Experts Widen Criteria for Those Who Should Get Lung Cancer Screening
THURSDAY, Nov. 2, 2023 (HealthDay News) -- The American Cancer Society has expanded its recommendations for who should get lung cancer screening.
The updated guidance now says annual screening should start at a younger age and among those who smoke less, and it should continue regardless of how many years ago a former smoker may have quit.
"If you are a person who formerly smoked, once 15 years had elapsed since your cessation you were no longer eligible for lung cancer screening on the assumption that your risk had just gotten too low over time to justify screening," explained Robert Smith, senior vice president for Early Cancer Detection Science at the American Cancer Society (ACS).
"When we look at that, actually the continuing absolute risk and people who had a significant number of years of smoking, we found that just wasn't true," Smith said. "In fact, your risk declined a little bit after you stopped smoking.
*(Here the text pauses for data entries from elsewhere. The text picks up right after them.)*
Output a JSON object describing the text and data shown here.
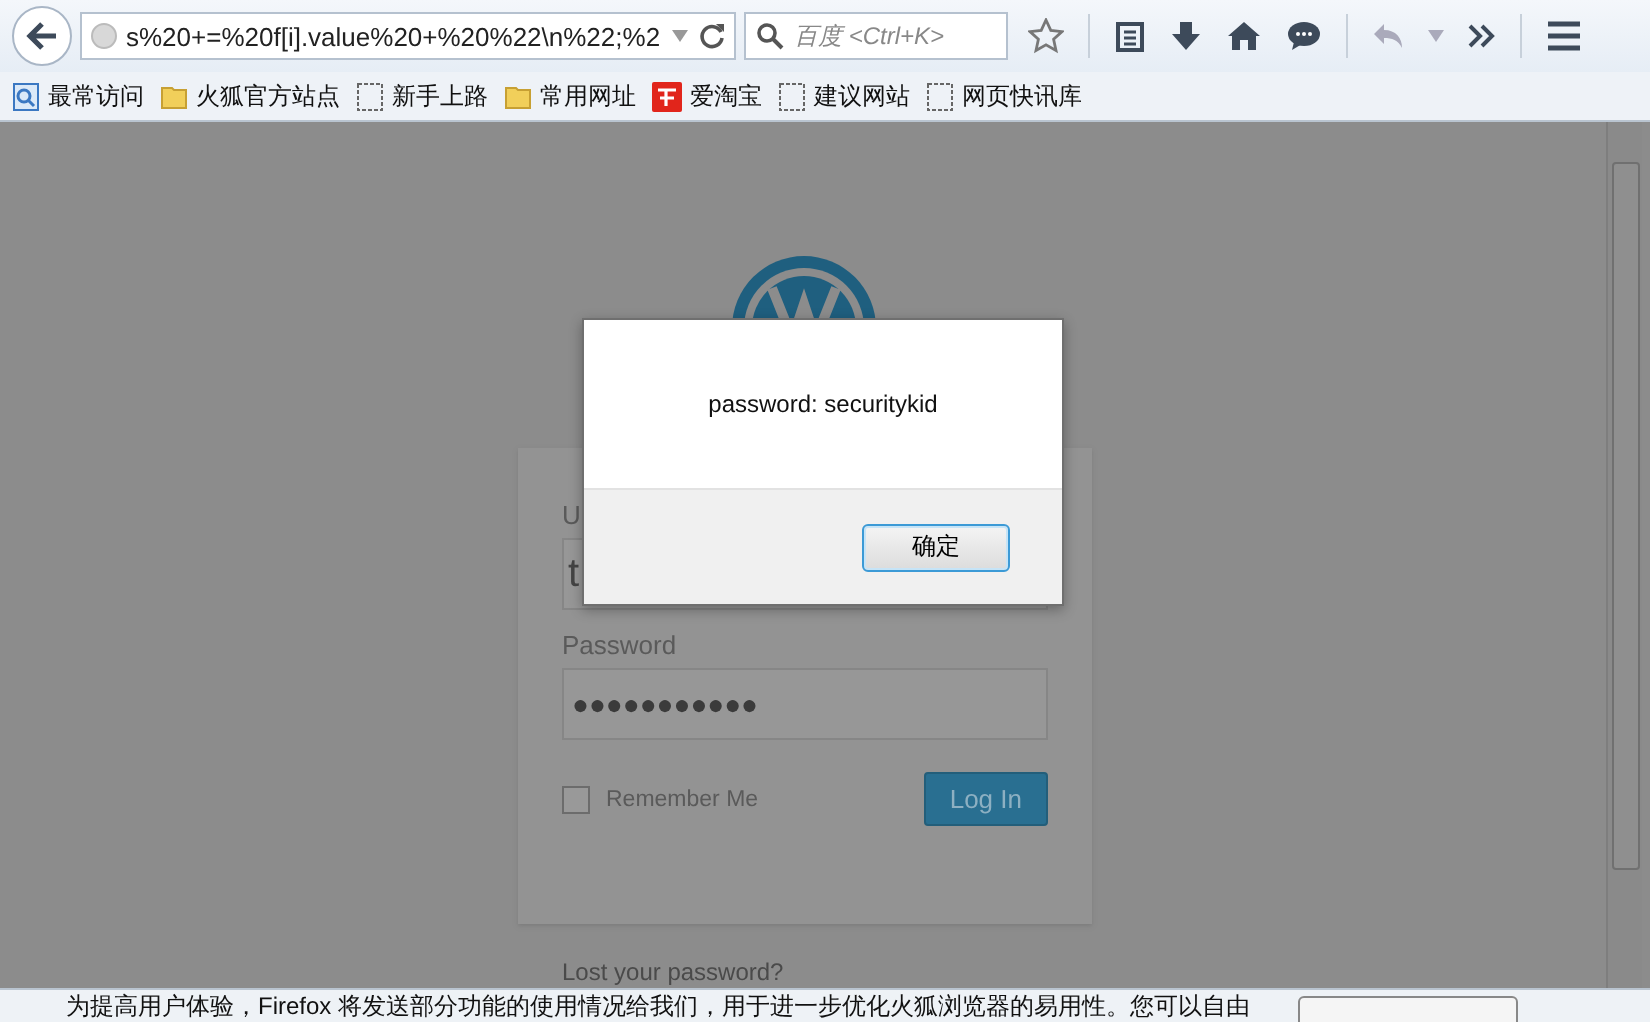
{
  "browser": {
    "url": "s%20+=%20f[i].value%20+%20%22\\n%22;%2",
    "search_placeholder": "百度 <Ctrl+K>"
  },
  "bookmarks": [
    {
      "label": "最常访问",
      "kind": "special"
    },
    {
      "label": "火狐官方站点",
      "kind": "folder"
    },
    {
      "label": "新手上路",
      "kind": "page"
    },
    {
      "label": "常用网址",
      "kind": "folder"
    },
    {
      "label": "爱淘宝",
      "kind": "taobao"
    },
    {
      "label": "建议网站",
      "kind": "page"
    },
    {
      "label": "网页快讯库",
      "kind": "page"
    }
  ],
  "login": {
    "username_label": "U",
    "username_value": "t",
    "password_label": "Password",
    "password_value": "●●●●●●●●●●●",
    "remember_label": "Remember Me",
    "remember_checked": false,
    "login_button": "Log In",
    "lost_password": "Lost your password?"
  },
  "dialog": {
    "message": "password: securitykid",
    "ok_button": "确定"
  },
  "notification": {
    "text": "为提高用户体验，Firefox 将发送部分功能的使用情况给我们，用于进一步优化火狐浏览器的易用性。您可以自由"
  }
}
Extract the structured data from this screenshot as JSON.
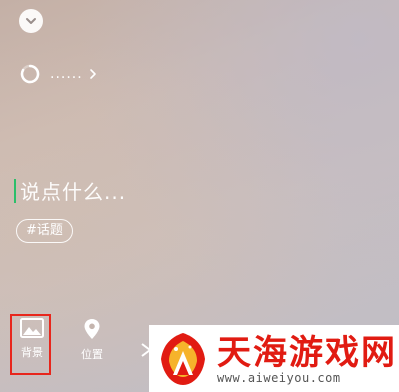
{
  "status": {
    "text": "......",
    "icon": "loading-ring-icon"
  },
  "composer": {
    "placeholder": "说点什么...",
    "topic_chip": "#话题"
  },
  "toolbar": {
    "background_label": "背景",
    "location_label": "位置"
  },
  "watermark": {
    "title": "天海游戏网",
    "url": "www.aiweiyou.com"
  },
  "colors": {
    "cursor": "#2bbf6a",
    "highlight": "#e8261c",
    "watermark_red": "#e11b12"
  }
}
Then it flattened out and started increasing again as your age increased, and eventually, rising pretty steeply -- about 9% a year if you smoked 20 cigarettes a day."
To address that, screening should now start at age 50 and continue until age 80, the ACS said. In addition, those who have smoked at least 20 cigarettes a day for 20 years or more should be screened; the previous recommendation was 20 cigarettes a day for 30 years.
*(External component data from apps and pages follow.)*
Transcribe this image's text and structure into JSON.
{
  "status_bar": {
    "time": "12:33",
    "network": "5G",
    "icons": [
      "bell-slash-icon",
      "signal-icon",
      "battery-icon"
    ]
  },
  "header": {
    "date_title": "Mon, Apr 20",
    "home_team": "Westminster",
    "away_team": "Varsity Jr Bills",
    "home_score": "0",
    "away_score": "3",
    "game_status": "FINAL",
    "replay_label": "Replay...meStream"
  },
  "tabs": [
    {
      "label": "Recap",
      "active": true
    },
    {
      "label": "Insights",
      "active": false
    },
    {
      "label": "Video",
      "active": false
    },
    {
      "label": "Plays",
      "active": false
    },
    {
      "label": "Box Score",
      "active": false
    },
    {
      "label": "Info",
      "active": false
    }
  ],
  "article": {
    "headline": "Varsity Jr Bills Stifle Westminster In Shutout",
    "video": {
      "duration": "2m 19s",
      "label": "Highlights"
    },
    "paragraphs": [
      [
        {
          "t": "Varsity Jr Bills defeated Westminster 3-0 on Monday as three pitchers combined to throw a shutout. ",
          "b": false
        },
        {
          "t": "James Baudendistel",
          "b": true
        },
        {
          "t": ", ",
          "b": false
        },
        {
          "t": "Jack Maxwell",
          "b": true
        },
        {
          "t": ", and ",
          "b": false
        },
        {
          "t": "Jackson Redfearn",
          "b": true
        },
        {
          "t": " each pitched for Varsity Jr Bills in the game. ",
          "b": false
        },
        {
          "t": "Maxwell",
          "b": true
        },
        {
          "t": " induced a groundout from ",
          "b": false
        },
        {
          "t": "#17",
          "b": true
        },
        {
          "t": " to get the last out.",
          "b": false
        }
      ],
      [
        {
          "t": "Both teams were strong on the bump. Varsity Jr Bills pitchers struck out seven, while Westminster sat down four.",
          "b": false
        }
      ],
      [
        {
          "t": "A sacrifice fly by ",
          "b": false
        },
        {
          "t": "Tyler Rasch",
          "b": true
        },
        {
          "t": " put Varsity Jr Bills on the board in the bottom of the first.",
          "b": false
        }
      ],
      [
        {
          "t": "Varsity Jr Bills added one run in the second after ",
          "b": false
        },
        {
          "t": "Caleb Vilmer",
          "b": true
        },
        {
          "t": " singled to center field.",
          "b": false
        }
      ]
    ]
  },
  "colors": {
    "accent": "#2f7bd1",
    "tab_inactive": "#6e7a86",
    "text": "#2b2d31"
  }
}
The report was published Nov. 1 in the journal CA: A Cancer Journal for Clinicians.
These recommendations are now in line with those of the U.S. Preventive Services Task Force, which were issued two years ago, Smith said. The only difference is the recommendation that screening starts regardless of how long ago someone quit smoking. That's not part of the task force recommendation, so these people may find that their screening is not covered by their insurance company, he said.
"Also, a lot of people who are eligible for lung cancer screening don't have health insurance," Smith said.
"People who are eligible tend to be more likely to be lower-income, they aren't well-integrated into health care," he noted. "Many people who still smoke or formerly smoked have not been treated very well by health care systems. There's a lot of stigma associated with smoking and there's certainly a lot of stigma associated with lung cancer as a disease caused by smoking."
But lung cancer screening does save lives, one expert stated.
"For people who smoke, lung cancer screening with low-dose CT scans has been shown to reduce deaths due to lung cancer," said Dr. Don Dizon, a professor of medicine at Brown University and co-author of an editorial accompanying the report.
"Still, the best strategy to reduce the risk of lung cancer is to prevent it by not smoking, and if one does smoke, to stop," Dizon said.
While stopping smoking will lower one's risk of lung cancer compared with those who continue to smoke, they still face an elevated risk of lung cancer. For this reason, they should discuss the option to participate in lung cancer screening programs with their doctor, he said.
"Removing the years since one quit as a criterion for screening will increase the proportions of people eligible for screening," Dizon said. "It's estimated that it will do this by 30% across white, Hispanic and Asian groups, and by 27% among Black individuals."
Increasing lung cancer screening remains important across the United States, where only 18% to 30% of all who are eligible are screened, Dizon noted.
Dr. Brett Bade, a pulmonologist at Northwell Health in New York City, said that lung cancer screening catches the disease early and new treatments can now save lives.
With screening, up to 50% of lung cancers are found early whereas before screening only 20% were identified, he said.
"We have the potential to find up to half or more of lung cancers in an early stage if we broadly implement lung cancer screening and there are immunologic therapies and targeted therapies that are extending people's lives significantly," Bade said.
For more on lung cancer, see the American Cancer Society
SOURCES: Robert Smith, PhD, senior vice president, Early Cancer Detection Science, American Cancer Society; Don Dizon, MD, professor, medicine, Brown University, Providence, R.I.; Brett Bade, MD, pulmonologist, Northwell Health, New York City; CA: A Cancer Journal for Clinicians, Nov. 1, 2023